by Emily Collier

Supervisor:  Dr. Zenghu Chang

Graduate Students: He Wang, Yi Wu

First of all, welcome to my page and my project for the summer of '07. This site will tell you all you wanted to know and hopefully more about the production of attosecond laser pulses; the manner in which they could be produced, the techniques behind the optics, the ideas behind the techniques and some other fun physics information as well.

Here are some pictures of our set-up and lab group

 Yi and Me He and Me

 Left Side Right Side Whole Set Up

Project Statement:

During the summer of 2007, I spent approximately ten weeks studying and researching at Kansas State University Physics Department. My project during this time was to work with two graduate students to shape laser pulses. Specifically, we designed and set up a system that (hopefully) allows us to adjust each separate frequency of a laser light pulse. Using a device called an SLM, Spatial Light Modifier, we were able to apply different voltages to each pixel on a liquid crystal screen. Each pixel corresponds to a different frequency of light. When we apply the different voltages, we change the phase of each frequency, our goal is to make the phase of each frequency the same. Then applying a Fourier Transform we were able to see how this phase shift changed the time- dependence of the pulse. Our goal is to be able to control the pulse as we choose, thus making it possible to control the duration of each pulse. We are hoping to attain attosecond pulses through this method.

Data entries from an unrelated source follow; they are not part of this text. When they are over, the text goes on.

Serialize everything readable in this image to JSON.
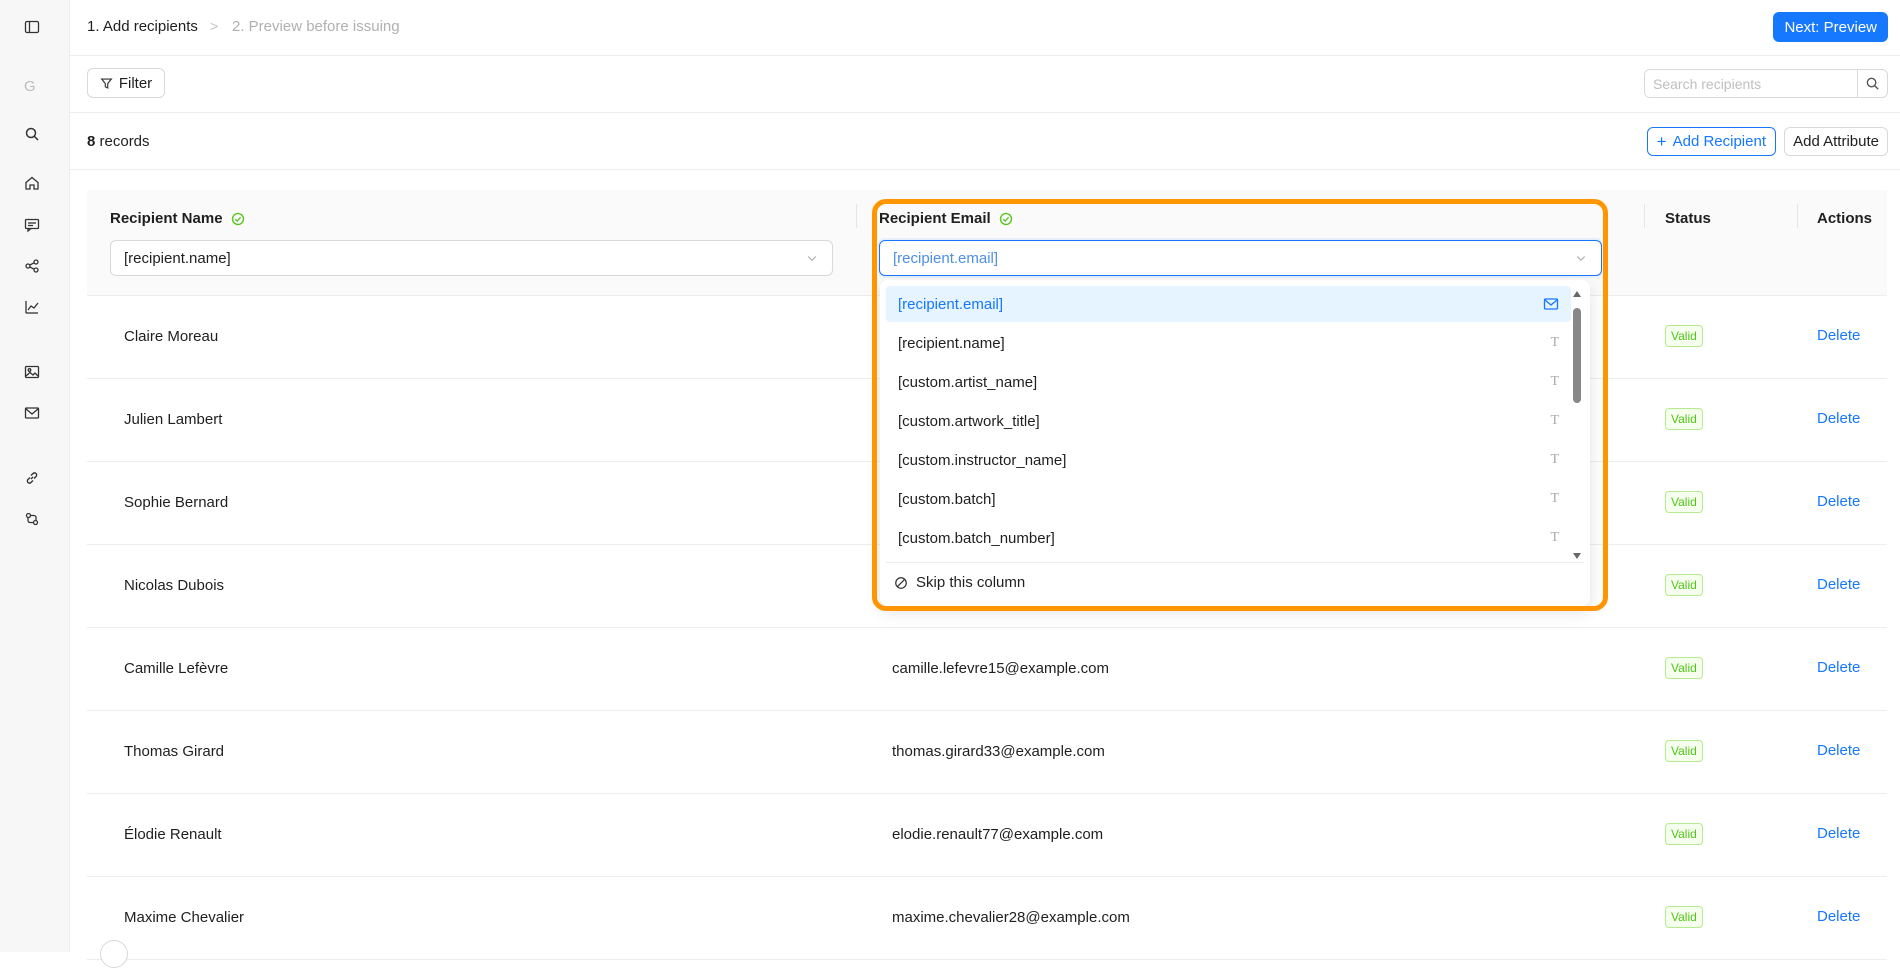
{
  "sidebar": {
    "letter": "G",
    "icons": [
      "sidebar-toggle-icon",
      "search-icon",
      "home-icon",
      "chat-icon",
      "share-icon",
      "chart-icon",
      "image-icon",
      "mail-icon",
      "link-icon",
      "connections-icon"
    ]
  },
  "breadcrumb": {
    "step1": "1. Add recipients",
    "separator": ">",
    "step2": "2. Preview before issuing"
  },
  "header": {
    "next_label": "Next: Preview"
  },
  "toolbar": {
    "filter_label": "Filter",
    "search_placeholder": "Search recipients"
  },
  "records": {
    "count": "8",
    "suffix": " records",
    "add_recipient_label": "Add Recipient",
    "add_attribute_label": "Add Attribute"
  },
  "columns": {
    "name": {
      "title": "Recipient Name",
      "mapping": "[recipient.name]"
    },
    "email": {
      "title": "Recipient Email",
      "mapping": "[recipient.email]"
    },
    "status": {
      "title": "Status"
    },
    "actions": {
      "title": "Actions"
    }
  },
  "dropdown": {
    "options": [
      {
        "label": "[recipient.email]",
        "type": "email-icon",
        "selected": true
      },
      {
        "label": "[recipient.name]",
        "type": "T"
      },
      {
        "label": "[custom.artist_name]",
        "type": "T"
      },
      {
        "label": "[custom.artwork_title]",
        "type": "T"
      },
      {
        "label": "[custom.instructor_name]",
        "type": "T"
      },
      {
        "label": "[custom.batch]",
        "type": "T"
      },
      {
        "label": "[custom.batch_number]",
        "type": "T"
      }
    ],
    "skip_label": "Skip this column"
  },
  "rows": [
    {
      "name": "Claire Moreau",
      "email": "",
      "status": "Valid",
      "action": "Delete"
    },
    {
      "name": "Julien Lambert",
      "email": "",
      "status": "Valid",
      "action": "Delete"
    },
    {
      "name": "Sophie Bernard",
      "email": "",
      "status": "Valid",
      "action": "Delete"
    },
    {
      "name": "Nicolas Dubois",
      "email": "",
      "status": "Valid",
      "action": "Delete"
    },
    {
      "name": "Camille Lefèvre",
      "email": "camille.lefevre15@example.com",
      "status": "Valid",
      "action": "Delete"
    },
    {
      "name": "Thomas Girard",
      "email": "thomas.girard33@example.com",
      "status": "Valid",
      "action": "Delete"
    },
    {
      "name": "Élodie Renault",
      "email": "elodie.renault77@example.com",
      "status": "Valid",
      "action": "Delete"
    },
    {
      "name": "Maxime Chevalier",
      "email": "maxime.chevalier28@example.com",
      "status": "Valid",
      "action": "Delete"
    }
  ],
  "colors": {
    "primary": "#1677ff",
    "highlight": "#ff9500",
    "valid_text": "#52c41a",
    "valid_bg": "#f6ffed"
  }
}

As a part of this research, I was also given the opportunity to learn many different styles of programming, including, C, C++ ,and LabView. To many, these programs might seem basic, but I had not yet encountered them in my undergraduate studies, so this presented a new and interesting challenge for me. LabView especially proved to be quite the ordeal and I spent a good deal of time learning this program and attempting to write a program that would be useful to our experiment with it.

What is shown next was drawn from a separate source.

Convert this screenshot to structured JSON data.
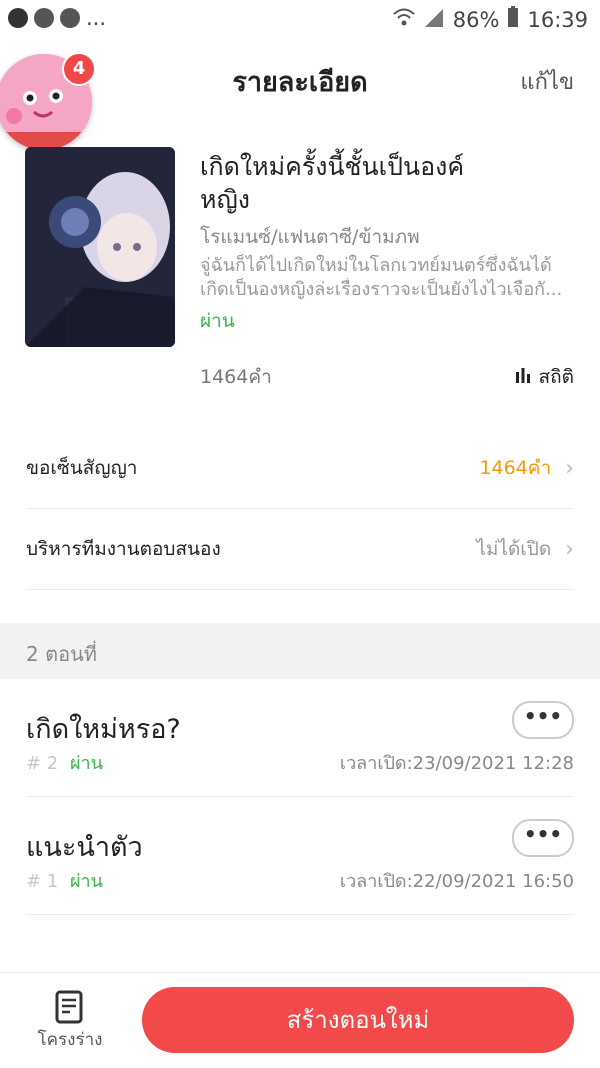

Motivation: Attosecond pulses could be used to study time-dependence of atomic dynamics. Greater control of pulse duration gives a better control of the power produced from each pulse as well.

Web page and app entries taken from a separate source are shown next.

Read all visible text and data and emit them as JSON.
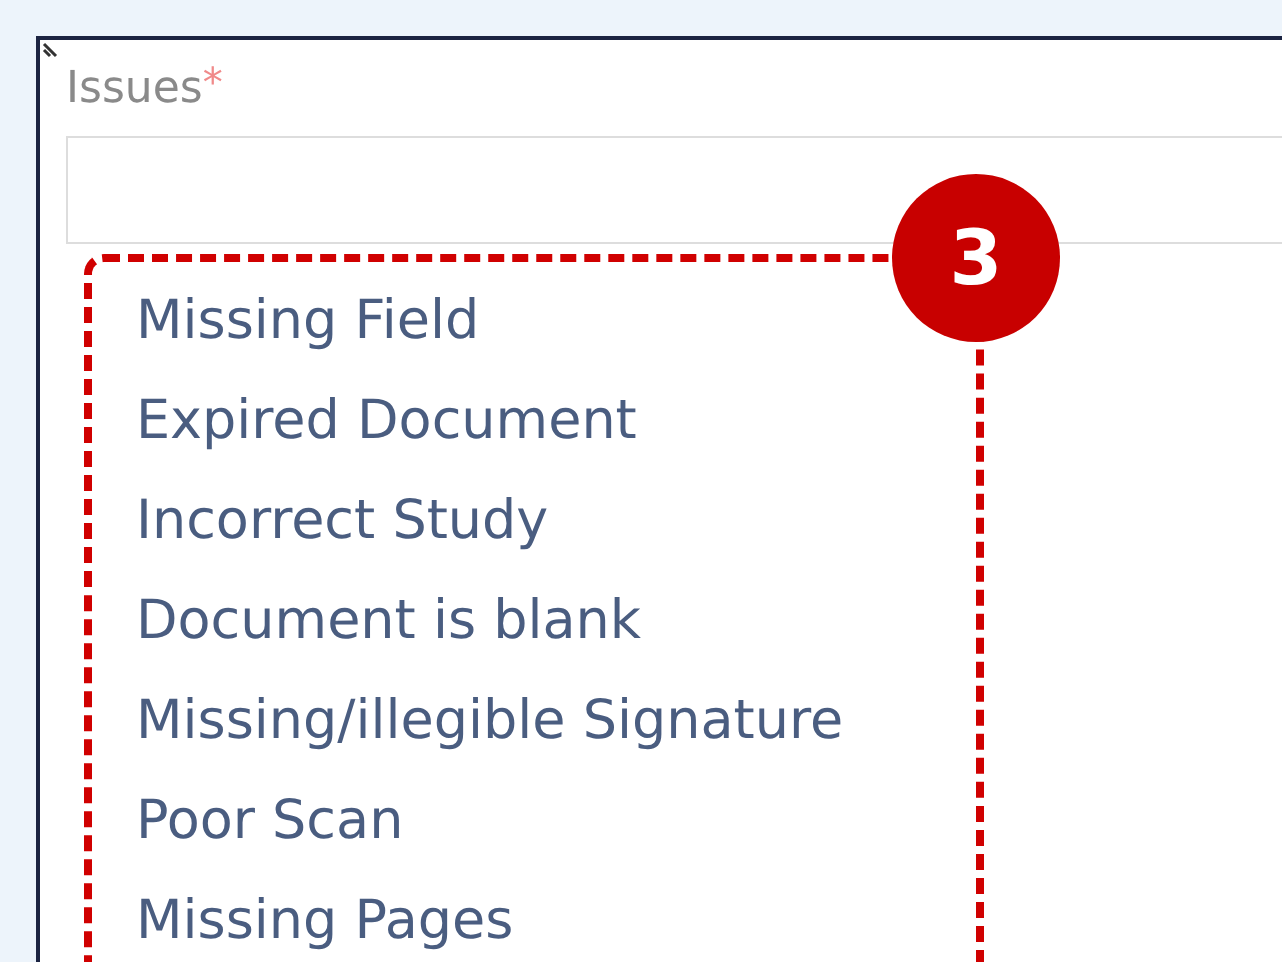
{
  "field": {
    "label": "Issues",
    "required_mark": "*"
  },
  "callout": {
    "number": "3"
  },
  "options": [
    {
      "label": "Missing Field"
    },
    {
      "label": "Expired Document"
    },
    {
      "label": "Incorrect Study"
    },
    {
      "label": "Document is blank"
    },
    {
      "label": "Missing/illegible Signature"
    },
    {
      "label": "Poor Scan"
    },
    {
      "label": "Missing Pages"
    }
  ]
}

Final Presentation:  Here you can look at my final presentation in PowerPoint (unfortunately this is missing some images since the file was too large) or  PDF (Here the file looks the way I intended with all the backgrounds and pictures...So look at this one)

Final Update 08-03-07